The Extraordinary Art of MV Dhurandhar
MUMBAI – “Standing in front of the huge plaster-of -paris statues of Venus de’ Medici, Apollo Belvedere, Apollo Sauroctonos, and The Discobolus I felt as if in a dream… I went round and round the statues and yet I was not satiated… Even out in the streets, I felt like one possessed and kept seeing them appear before me.”
The impact of the JJ School of Art in 1889 on MV Dhurandhar was profound. During that time, the institute was the most important art center in the country, and it was highly sought after by all emerging artists.
Old master Dhurandhar went on to become its alumnus. He perfectly combined the western academic realism idiom with Indian tradition. Dhurandhar, who was born in Kolhapur in 1867, became interested in art while still in school and enrolled in art school in 1890.

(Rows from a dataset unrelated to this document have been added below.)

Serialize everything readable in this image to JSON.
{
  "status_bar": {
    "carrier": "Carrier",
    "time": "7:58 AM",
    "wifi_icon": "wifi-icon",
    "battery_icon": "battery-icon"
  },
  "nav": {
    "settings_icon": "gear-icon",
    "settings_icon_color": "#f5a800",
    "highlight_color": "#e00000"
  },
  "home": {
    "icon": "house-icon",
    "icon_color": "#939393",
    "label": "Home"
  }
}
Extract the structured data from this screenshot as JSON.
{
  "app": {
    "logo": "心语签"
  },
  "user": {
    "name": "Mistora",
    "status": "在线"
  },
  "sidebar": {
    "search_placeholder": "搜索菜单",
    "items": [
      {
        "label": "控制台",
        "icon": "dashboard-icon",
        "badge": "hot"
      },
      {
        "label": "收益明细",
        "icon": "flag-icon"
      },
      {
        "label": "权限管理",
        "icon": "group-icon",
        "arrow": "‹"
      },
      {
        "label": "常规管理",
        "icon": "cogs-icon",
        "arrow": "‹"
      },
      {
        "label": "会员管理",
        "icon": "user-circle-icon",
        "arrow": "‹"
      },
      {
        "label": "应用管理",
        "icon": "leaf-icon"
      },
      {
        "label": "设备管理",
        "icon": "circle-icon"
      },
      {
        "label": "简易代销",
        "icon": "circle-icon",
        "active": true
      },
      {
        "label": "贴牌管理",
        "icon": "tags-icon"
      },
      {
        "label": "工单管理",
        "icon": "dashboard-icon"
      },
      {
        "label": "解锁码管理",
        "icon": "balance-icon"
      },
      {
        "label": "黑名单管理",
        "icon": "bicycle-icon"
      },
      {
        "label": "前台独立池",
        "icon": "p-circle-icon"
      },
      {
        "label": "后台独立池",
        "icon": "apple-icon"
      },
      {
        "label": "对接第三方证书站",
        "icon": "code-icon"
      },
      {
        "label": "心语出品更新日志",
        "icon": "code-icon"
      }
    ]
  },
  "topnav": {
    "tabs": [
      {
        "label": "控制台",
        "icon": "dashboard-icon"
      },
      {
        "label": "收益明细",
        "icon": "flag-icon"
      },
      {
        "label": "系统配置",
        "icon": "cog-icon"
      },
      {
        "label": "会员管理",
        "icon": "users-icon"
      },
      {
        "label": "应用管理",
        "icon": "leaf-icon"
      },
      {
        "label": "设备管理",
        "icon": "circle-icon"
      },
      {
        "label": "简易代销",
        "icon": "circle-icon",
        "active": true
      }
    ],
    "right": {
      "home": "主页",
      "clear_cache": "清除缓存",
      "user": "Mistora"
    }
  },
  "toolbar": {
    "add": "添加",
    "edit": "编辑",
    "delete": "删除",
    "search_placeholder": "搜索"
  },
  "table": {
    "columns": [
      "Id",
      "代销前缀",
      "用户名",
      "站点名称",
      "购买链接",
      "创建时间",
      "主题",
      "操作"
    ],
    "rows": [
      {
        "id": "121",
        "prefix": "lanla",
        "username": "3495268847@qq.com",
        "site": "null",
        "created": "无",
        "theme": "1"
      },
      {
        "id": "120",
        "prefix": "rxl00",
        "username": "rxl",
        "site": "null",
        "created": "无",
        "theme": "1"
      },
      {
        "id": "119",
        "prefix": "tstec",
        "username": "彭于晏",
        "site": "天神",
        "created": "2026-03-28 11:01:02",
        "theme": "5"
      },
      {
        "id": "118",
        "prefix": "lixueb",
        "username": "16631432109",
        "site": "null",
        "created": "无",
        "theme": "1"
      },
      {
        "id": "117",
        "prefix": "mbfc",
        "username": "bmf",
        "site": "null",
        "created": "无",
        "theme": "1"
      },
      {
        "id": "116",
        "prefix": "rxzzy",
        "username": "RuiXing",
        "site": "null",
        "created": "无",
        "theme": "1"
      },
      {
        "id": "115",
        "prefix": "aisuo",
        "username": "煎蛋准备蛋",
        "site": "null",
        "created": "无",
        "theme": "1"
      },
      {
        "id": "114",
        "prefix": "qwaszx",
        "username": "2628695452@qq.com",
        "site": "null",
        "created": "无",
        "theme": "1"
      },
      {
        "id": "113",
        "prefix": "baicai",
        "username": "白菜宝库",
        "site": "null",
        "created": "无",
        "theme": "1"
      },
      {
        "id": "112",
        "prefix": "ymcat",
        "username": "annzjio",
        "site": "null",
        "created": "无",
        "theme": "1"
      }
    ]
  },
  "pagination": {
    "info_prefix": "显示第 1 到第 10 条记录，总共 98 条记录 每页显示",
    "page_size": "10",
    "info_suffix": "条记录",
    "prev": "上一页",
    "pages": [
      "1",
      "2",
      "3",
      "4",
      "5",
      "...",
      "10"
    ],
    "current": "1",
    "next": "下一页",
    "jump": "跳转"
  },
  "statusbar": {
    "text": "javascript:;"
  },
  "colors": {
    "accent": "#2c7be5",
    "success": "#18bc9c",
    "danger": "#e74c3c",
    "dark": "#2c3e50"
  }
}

Dhurandhar’s talent was immediately recognized by the school’s principal, John Griffiths, who also chose him to participate in a project to capture panoramic views of the Ajanta Caves. He received a British Government Award in 1892 while still a student for a painting titled ‘Women At Work.’ He was also heavily influenced by the works of the legendary Raja Ravi Varma.
Another significant milestone in his artistic career occurred when he received a gold medal at the Bombay Art Society annual exhibition for one of his works titled ‘Do You Come Lakshmi?’
This cemented his reputation as an exceptional artist, and his popularity grew among the society’s affluent members.
The artist is most well-known for his mythological works. He created an oeuvre of works depicting fables, scenes, and characters by drawing on the rich treasure trove of Indian history and mythology.
One such extraordinary work, depicting a congregation of Hindu deities, was completed in 1924. Vishnu and Laxmi, who stand behind Lord Shiva, are admiring him as he performs the Tava. An infant Ganesha and his mother, goddess Parvati, are also joyfully observing his father.
Saraswati, the goddess of knowledge, music, art, speech, wisdom, and learning, is depicted on the far right. His technical mastery over figurative imagery as well as landscapes is demonstrated by the alluring depiction of the surrounding landscape and the unique expressions of each deity.
Dhurandhar created thousands of paintings and illustrations over the course of his career. Working in a variety of mediums and styles such as portraits, landscapes, figurative compositions, watercolour paintings, and murals. He also created artwork for oleographs, book covers, illustrations, and advertisements.
His work was particularly sought after to illustrate books about India. He illustrated Otto Rothfeld’s Women of India (1920), Percival and Olivia Strip’s The Peoples of India (1944), and S M Edwardes’s By-Ways of Bombay (1912). His work has also been used to create postcards depicting various occupations in India.
Even as we commemorate MV Dhurandhar’s 155th birthday this year, his glorious oeuvre continues to inspire artists of all generations.